Task to carry out> What is needed is an exact copy of every record below.

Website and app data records

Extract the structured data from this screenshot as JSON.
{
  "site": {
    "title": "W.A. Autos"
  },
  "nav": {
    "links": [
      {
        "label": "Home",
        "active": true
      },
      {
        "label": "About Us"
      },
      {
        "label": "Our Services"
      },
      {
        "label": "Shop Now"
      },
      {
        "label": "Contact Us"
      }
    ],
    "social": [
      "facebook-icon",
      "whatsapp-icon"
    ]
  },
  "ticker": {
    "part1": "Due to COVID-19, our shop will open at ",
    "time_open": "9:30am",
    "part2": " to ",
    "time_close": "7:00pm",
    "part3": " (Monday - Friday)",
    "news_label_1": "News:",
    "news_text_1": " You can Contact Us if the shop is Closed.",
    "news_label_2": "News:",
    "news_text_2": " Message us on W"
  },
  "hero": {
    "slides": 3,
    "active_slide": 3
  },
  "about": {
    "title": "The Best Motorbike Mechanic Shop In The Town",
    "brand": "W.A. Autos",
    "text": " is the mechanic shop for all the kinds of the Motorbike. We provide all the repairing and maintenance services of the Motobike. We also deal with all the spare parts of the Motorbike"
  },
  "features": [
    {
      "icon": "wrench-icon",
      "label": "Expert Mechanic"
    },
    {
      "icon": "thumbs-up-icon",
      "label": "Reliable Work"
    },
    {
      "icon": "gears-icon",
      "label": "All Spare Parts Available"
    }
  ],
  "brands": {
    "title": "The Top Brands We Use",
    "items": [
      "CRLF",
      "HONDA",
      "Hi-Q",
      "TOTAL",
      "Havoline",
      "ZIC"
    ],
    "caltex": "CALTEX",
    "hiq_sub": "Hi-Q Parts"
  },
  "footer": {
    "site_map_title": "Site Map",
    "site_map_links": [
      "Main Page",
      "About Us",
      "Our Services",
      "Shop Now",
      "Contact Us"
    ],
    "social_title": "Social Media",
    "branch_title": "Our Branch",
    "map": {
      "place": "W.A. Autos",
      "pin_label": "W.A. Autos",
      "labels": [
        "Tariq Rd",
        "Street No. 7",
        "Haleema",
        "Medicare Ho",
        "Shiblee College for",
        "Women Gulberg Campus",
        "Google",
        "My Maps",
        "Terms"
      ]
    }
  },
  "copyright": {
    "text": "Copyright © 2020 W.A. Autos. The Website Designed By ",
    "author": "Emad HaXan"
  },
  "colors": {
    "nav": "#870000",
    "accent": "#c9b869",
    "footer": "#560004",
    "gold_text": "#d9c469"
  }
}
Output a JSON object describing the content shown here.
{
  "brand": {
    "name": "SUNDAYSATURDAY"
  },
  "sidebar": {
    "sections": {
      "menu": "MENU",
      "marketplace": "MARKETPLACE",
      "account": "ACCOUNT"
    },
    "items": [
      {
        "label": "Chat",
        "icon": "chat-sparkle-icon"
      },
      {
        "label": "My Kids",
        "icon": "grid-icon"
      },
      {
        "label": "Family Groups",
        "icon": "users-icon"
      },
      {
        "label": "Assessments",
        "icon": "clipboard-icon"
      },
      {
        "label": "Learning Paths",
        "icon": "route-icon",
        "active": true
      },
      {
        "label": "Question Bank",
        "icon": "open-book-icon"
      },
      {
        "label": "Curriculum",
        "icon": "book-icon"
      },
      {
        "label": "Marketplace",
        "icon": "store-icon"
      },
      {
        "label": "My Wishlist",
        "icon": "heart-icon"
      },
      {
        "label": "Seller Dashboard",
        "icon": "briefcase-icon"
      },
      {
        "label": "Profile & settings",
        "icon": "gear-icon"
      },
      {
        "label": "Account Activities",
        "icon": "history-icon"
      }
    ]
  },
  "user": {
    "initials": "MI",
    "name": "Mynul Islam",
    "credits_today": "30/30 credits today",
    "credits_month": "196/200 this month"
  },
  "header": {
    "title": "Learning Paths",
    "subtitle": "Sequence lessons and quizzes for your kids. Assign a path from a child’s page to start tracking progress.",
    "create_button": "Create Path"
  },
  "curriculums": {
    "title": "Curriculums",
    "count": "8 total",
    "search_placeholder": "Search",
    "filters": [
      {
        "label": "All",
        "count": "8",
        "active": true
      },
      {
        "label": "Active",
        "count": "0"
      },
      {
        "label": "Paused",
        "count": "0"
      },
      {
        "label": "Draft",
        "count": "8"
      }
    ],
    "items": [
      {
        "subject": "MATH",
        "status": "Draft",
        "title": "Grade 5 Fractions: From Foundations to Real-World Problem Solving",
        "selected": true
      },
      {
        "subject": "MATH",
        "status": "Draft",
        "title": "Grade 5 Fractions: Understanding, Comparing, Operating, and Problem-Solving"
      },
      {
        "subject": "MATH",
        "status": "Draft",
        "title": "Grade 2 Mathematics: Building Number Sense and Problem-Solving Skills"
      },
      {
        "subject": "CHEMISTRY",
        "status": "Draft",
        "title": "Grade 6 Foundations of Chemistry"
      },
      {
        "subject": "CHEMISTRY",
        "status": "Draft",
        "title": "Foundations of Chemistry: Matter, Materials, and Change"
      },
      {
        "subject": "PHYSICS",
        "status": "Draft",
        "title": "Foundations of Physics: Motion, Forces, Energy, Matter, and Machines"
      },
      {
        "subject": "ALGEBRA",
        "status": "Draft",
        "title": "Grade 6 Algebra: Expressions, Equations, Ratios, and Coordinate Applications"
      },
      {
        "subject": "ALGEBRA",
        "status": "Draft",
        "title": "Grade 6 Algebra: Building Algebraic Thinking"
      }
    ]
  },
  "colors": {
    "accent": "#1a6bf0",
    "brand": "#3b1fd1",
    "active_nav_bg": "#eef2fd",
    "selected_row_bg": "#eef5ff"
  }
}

Solution to the problem>
Extract the structured data from this screenshot as JSON.
{
  "site": {
    "title": "W.A. Autos"
  },
  "nav": {
    "links": [
      {
        "label": "Home",
        "active": true
      },
      {
        "label": "About Us"
      },
      {
        "label": "Our Services"
      },
      {
        "label": "Shop Now"
      },
      {
        "label": "Contact Us"
      }
    ],
    "social": [
      "facebook-icon",
      "whatsapp-icon"
    ]
  },
  "ticker": {
    "part1": "Due to COVID-19, our shop will open at ",
    "time_open": "9:30am",
    "part2": " to ",
    "time_close": "7:00pm",
    "part3": " (Monday - Friday)",
    "news_label_1": "News:",
    "news_text_1": " You can Contact Us if the shop is Closed.",
    "news_label_2": "News:",
    "news_text_2": " Message us on W"
  },
  "hero": {
    "slides": 3,
    "active_slide": 3
  },
  "about": {
    "title": "The Best Motorbike Mechanic Shop In The Town",
    "brand": "W.A. Autos",
    "text": " is the mechanic shop for all the kinds of the Motorbike. We provide all the repairing and maintenance services of the Motobike. We also deal with all the spare parts of the Motorbike"
  },
  "features": [
    {
      "icon": "wrench-icon",
      "label": "Expert Mechanic"
    },
    {
      "icon": "thumbs-up-icon",
      "label": "Reliable Work"
    },
    {
      "icon": "gears-icon",
      "label": "All Spare Parts Available"
    }
  ],
  "brands": {
    "title": "The Top Brands We Use",
    "items": [
      "CRLF",
      "HONDA",
      "Hi-Q",
      "TOTAL",
      "Havoline",
      "ZIC"
    ],
    "caltex": "CALTEX",
    "hiq_sub": "Hi-Q Parts"
  },
  "footer": {
    "site_map_title": "Site Map",
    "site_map_links": [
      "Main Page",
      "About Us",
      "Our Services",
      "Shop Now",
      "Contact Us"
    ],
    "social_title": "Social Media",
    "branch_title": "Our Branch",
    "map": {
      "place": "W.A. Autos",
      "pin_label": "W.A. Autos",
      "labels": [
        "Tariq Rd",
        "Street No. 7",
        "Haleema",
        "Medicare Ho",
        "Shiblee College for",
        "Women Gulberg Campus",
        "Google",
        "My Maps",
        "Terms"
      ]
    }
  },
  "copyright": {
    "text": "Copyright © 2020 W.A. Autos. The Website Designed By ",
    "author": "Emad HaXan"
  },
  "colors": {
    "nav": "#870000",
    "accent": "#c9b869",
    "footer": "#560004",
    "gold_text": "#d9c469"
  }
}
Output a JSON object describing the content shown here.
{
  "brand": {
    "name": "SUNDAYSATURDAY"
  },
  "sidebar": {
    "sections": {
      "menu": "MENU",
      "marketplace": "MARKETPLACE",
      "account": "ACCOUNT"
    },
    "items": [
      {
        "label": "Chat",
        "icon": "chat-sparkle-icon"
      },
      {
        "label": "My Kids",
        "icon": "grid-icon"
      },
      {
        "label": "Family Groups",
        "icon": "users-icon"
      },
      {
        "label": "Assessments",
        "icon": "clipboard-icon"
      },
      {
        "label": "Learning Paths",
        "icon": "route-icon",
        "active": true
      },
      {
        "label": "Question Bank",
        "icon": "open-book-icon"
      },
      {
        "label": "Curriculum",
        "icon": "book-icon"
      },
      {
        "label": "Marketplace",
        "icon": "store-icon"
      },
      {
        "label": "My Wishlist",
        "icon": "heart-icon"
      },
      {
        "label": "Seller Dashboard",
        "icon": "briefcase-icon"
      },
      {
        "label": "Profile & settings",
        "icon": "gear-icon"
      },
      {
        "label": "Account Activities",
        "icon": "history-icon"
      }
    ]
  },
  "user": {
    "initials": "MI",
    "name": "Mynul Islam",
    "credits_today": "30/30 credits today",
    "credits_month": "196/200 this month"
  },
  "header": {
    "title": "Learning Paths",
    "subtitle": "Sequence lessons and quizzes for your kids. Assign a path from a child’s page to start tracking progress.",
    "create_button": "Create Path"
  },
  "curriculums": {
    "title": "Curriculums",
    "count": "8 total",
    "search_placeholder": "Search",
    "filters": [
      {
        "label": "All",
        "count": "8",
        "active": true
      },
      {
        "label": "Active",
        "count": "0"
      },
      {
        "label": "Paused",
        "count": "0"
      },
      {
        "label": "Draft",
        "count": "8"
      }
    ],
    "items": [
      {
        "subject": "MATH",
        "status": "Draft",
        "title": "Grade 5 Fractions: From Foundations to Real-World Problem Solving",
        "selected": true
      },
      {
        "subject": "MATH",
        "status": "Draft",
        "title": "Grade 5 Fractions: Understanding, Comparing, Operating, and Problem-Solving"
      },
      {
        "subject": "MATH",
        "status": "Draft",
        "title": "Grade 2 Mathematics: Building Number Sense and Problem-Solving Skills"
      },
      {
        "subject": "CHEMISTRY",
        "status": "Draft",
        "title": "Grade 6 Foundations of Chemistry"
      },
      {
        "subject": "CHEMISTRY",
        "status": "Draft",
        "title": "Foundations of Chemistry: Matter, Materials, and Change"
      },
      {
        "subject": "PHYSICS",
        "status": "Draft",
        "title": "Foundations of Physics: Motion, Forces, Energy, Matter, and Machines"
      },
      {
        "subject": "ALGEBRA",
        "status": "Draft",
        "title": "Grade 6 Algebra: Expressions, Equations, Ratios, and Coordinate Applications"
      },
      {
        "subject": "ALGEBRA",
        "status": "Draft",
        "title": "Grade 6 Algebra: Building Algebraic Thinking"
      }
    ]
  },
  "colors": {
    "accent": "#1a6bf0",
    "brand": "#3b1fd1",
    "active_nav_bg": "#eef2fd",
    "selected_row_bg": "#eef5ff"
  }
}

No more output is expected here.